Thursday, March 08, 2007

Vouchers - Utahns for Public Schools Anti-Voucher Referendum

Over at Politicopia, Steve Urquhart and voucher foes are going the rounds about HB 148 (Education Vouchers). This a debate I missed out on during the legislative session (my blogging hiatas). The arguements against vouchers provided by Utahns Against Public School is akin to conspirocy theory at best, Mr Johnson argues that "vouchers are a stepping-stone on a path to eliminate all of our public schools," and that "the late Milton Friedman, Paul Mero of the Sutherland Institute, and Ed Crane, President of the Cato Institute, outline a clear plan to destroy public education."

It seems like those proposing this referendum are as a commenter noted, " 'Utahns for Public Schools consists of a number of groups including the UEA, Utah School Boards Association, NAACP, Utah PTA and individual citizens.' Their spokesperson is Pat Rusk, former UEA President. So, it is just a business deal. These aren't concerned parents, they are administrators who feel threatened by the new law." I fail to see how offering a choice of education plans, and schools, could be a negative thing. As for the conspirists argument that "vouchers are a stepping-stone on a path to eliminate all of our public schools" that is a broad and unfounded generalization. Judging from the '06-07 appropriations for vouchers, it doesn't appear that the legislature has any intention of voucher funding ever coming close to overtaking public school funding. From studies cited on Politicopia, there is strong evidence that competition from voucher school sytems has done much to improve public schools.

The strongest reason I have for supporting vouchers is this -- as a parent I feel that I know how best to educate my child. It is a fair handed move to allow taxpayers to have an opportunity to have choice in how their tax dollars are spent. Public schools are an important part of our society and will always remain the central piece of the education system, but public schools have taken there central role for granted and by creating competition between public and private schools will do wonders to increase innovation and improve education in the public school system.

Join the debate at Politcopia


Craig said...

It's not a conspiracy theory, my friend.

Their agenda is clearly stated in mountains of available literature. It's just not popular which is why they are concealing their intentions publically.

Do you support ending public education?

pramahaphil said...

In answer to the question: Do you support ending public education?

No, as I stated in my post I do not. I don't believe the members of the state legislature "support ending public education" either, as evidenced by the mitigation clause in the voucher bill.

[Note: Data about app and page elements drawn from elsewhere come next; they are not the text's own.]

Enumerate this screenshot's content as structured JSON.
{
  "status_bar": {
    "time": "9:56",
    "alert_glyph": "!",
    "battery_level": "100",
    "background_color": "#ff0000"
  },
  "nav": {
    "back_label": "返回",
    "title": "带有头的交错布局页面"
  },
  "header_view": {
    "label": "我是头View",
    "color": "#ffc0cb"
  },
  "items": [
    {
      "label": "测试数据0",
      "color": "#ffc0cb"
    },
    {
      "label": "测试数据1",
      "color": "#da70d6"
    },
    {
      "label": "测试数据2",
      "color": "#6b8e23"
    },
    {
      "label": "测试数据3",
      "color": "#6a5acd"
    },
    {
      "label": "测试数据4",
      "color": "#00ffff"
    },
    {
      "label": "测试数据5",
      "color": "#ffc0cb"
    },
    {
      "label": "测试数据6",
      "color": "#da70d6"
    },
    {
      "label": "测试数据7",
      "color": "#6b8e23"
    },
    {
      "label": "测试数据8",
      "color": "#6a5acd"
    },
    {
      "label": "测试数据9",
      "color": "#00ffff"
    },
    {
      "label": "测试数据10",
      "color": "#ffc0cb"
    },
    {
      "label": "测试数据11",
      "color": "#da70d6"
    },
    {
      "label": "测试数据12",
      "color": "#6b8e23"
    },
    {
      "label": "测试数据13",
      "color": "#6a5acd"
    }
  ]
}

As for the "MOUNTAINS" of literature referred to in your post at Utah Amicus, seems like a cut and paste hack job to me. I would find you a little more credible if you provided at least one source link to "mountain" of available literature cited.

Craig said...

"Cut and paste hack job"??? You must be joking. The stated intent from the beginning of the voucher concept with Milton Friedman to the present day ultra-right thinktanks is to dismantle public education because it is part of a socialist regime. Calls for the complete privatization of public schools have been made from the supply-siders for decades.

I actually left out much of the really incendiary stuff that comes from these folks.

The mitigation malarky is simply part of the "incrementalist" strategy that is advocated by folks such as the Heartland and Cato institutes.

Honestly, the privatization argument is a well-informed and tightly defended position. I simply disagree with it and think that ending public education would be catastrophic for millions upon millions of Americans. The other side can call public education supporters "socialists" and "educrats" all they want but it doesn't change the fact that a big reason our country is great is our commitment to universal access to a free public education. In my opinion, the dual pursuit of individual wealth with a shared commitment to the "commonwealth" are both necessary components of a vibrant and free society.

Get out your Google and you'll find the mountain I'm referring to. A couple of interesting articles (among many) can be found at:

- and, of course -

(I like the second one in particular - it is a fascinating conversation between voucher supporters and "anti-voucher separationsts" - they both want the same thing - separation of school and state - but they don't agree that vouchers are the vehicle to get them there).

Don't worry about finding me credible or not - take a look at what each side is saying - it's all out there.



pramahaphil said...

Thanks for posting links to your sources. I figured that someone in the software industry would know how to include HTML links on a blog post, the post you cited at Utah Amicus had none.

Curious, Craig what is your agenda? Why are you so protective of leaving the current public school system the way it is, when it has performed relatively poor for most of the past 3-4 decades? The voucher plan being initiated in Utah strikes me as a simple experiment to see if vouchers will have the benefits proported.

I appreciate your passion here, and I can easily believe that a classical economists like Freidman would like to see government out of nearly everything. However, I think your fears will prove unfounded in thew long-run. If the current proposal turns into part of this vast right wing conspiracy theory you speak of, than I will happily fight for the removal of vouchers with you -- until then I heartily support the current voucher proposal.